August was deadliest month for American troops in Afghanistan


Sixty-seven U.S. troops died last month in the Afghanistan war, nearly half of them killed when the Taliban shot down a Chinook helicopter, making August the deadliest month for Americans in the nearly decadelong conflict.

The attack on the helicopter, which took place Aug. 6 in Wardak province, west of the capital, was also the deadliest single event of the war for U.S. forces.
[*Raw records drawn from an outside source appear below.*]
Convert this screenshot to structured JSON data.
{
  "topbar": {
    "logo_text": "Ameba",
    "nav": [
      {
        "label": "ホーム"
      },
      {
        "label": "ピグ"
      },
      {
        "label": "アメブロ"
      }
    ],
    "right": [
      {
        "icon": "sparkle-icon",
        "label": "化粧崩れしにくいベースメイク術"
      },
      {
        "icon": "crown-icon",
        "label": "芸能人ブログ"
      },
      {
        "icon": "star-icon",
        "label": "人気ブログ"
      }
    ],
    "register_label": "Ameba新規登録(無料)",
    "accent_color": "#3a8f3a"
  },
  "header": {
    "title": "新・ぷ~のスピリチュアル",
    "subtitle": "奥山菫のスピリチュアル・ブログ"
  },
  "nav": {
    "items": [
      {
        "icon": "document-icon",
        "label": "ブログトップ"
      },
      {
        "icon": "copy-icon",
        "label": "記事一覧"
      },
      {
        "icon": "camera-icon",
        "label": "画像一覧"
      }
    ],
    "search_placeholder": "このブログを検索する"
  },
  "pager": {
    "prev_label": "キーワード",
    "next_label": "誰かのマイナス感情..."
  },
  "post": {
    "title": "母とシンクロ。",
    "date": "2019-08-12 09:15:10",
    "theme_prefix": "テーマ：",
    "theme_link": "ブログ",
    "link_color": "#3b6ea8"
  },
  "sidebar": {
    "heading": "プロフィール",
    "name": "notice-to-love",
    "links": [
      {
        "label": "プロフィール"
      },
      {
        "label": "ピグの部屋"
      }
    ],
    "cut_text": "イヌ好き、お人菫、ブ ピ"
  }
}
The 30 service members who lost their lives in the attack — the majority of them Navy SEALs, including some from the unit responsible for killing Osama bin Laden — were flying in to help Army Rangers under fire.

Previously the most deadly month for American forces in Afghanistan was July 2010, when 65 troops died, according to the independent website, which tracks casualties in Iraq and Afghanistan.


In a sign of the shifting U.S. military emphasis under the Obama administration, August was the first month since the invasion of Iraq in March 2003 during which there were no American fatalities in that campaign, according to the website.

There were no U.S. or coalition casualties in Afghanistan on Thursday, the first day of September, according to initial reports. Eight insurgents died in the southern province of Kandahar when a bomb they were making in a house exploded, regional officials said.

The August deaths bring the number of Americans killed in the Afghan war to 1,755, according to That compares with 380 for Britain and 157 for Canada, the countries with the next two highest totals.

Aside from the attack on the helicopter, however, August was not a particularly bad month on the ground for U.S. troops, analysts said. This was in part due to the monthlong Muslim holiday of Ramadan, when most insurgents fast during the day, making them less likely to wage attacks.

Insurgents are also aware that the United States and its coalition partners are winding down, although analysts said this can work both ways. It may prompt some fighters to bide their time, knowing the departure will happen anyway, while others may step up attacks in a bid to accelerate the exit or claim credit for driving out Western forces.

In June, President Obama announced that 10,000 U.S. troops would leave this year and an additional 23,000 would leave by next summer, in advance of a 2014 deadline to fully hand over security to the Afghans. This initial phased American withdrawal of slightly more troops than the extra contingent the president ordered to Afghanistan in December 2009, would leave 68,000 U.S. military personnel on the ground.


Obama paid homage to all those killed in Afghanistan and Iraq in a speech this week in Minnesota.

“As our mission transitions from combat to support, Afghans will take responsibility for their own security and the longest war in American history will come to a responsible end,” he said Tuesday in Minneapolis at the American Legion’s national convention. “For our troops and military families who have sacrificed so much, this means relief from an unrelenting decade of operations.”

Roadside bombs continue to be the big killer of foreign troops, accounting for almost 52% of fatalities among them in Afghanistan so far this year, according to More than half of all coalition deaths each year have been attributed to these deadly devices since insurgents stepped up their use in 2008.

The main ingredient in most of the homemade bombs is a nitrate-based fertilizer produced by a single Pakistani company, Pakarab Fertilizers Ltd., the Associated Press reported, citing U.S. officials.

The company produced enough calcium ammonium nitrate fertilizer legally in 2010 to make 140,000 bombs if it was all converted to weapons. Fertilizer reportedly is smuggled into Afghanistan by militants and their suppliers.

Talks have been underway for 18 months to try to regulate distribution of the Pakistani fertilizer. The discussions have been hampered by strained U.S.-Pakistani relations since the May killing of Bin Laden a few hour’s drive from the capital, Islamabad.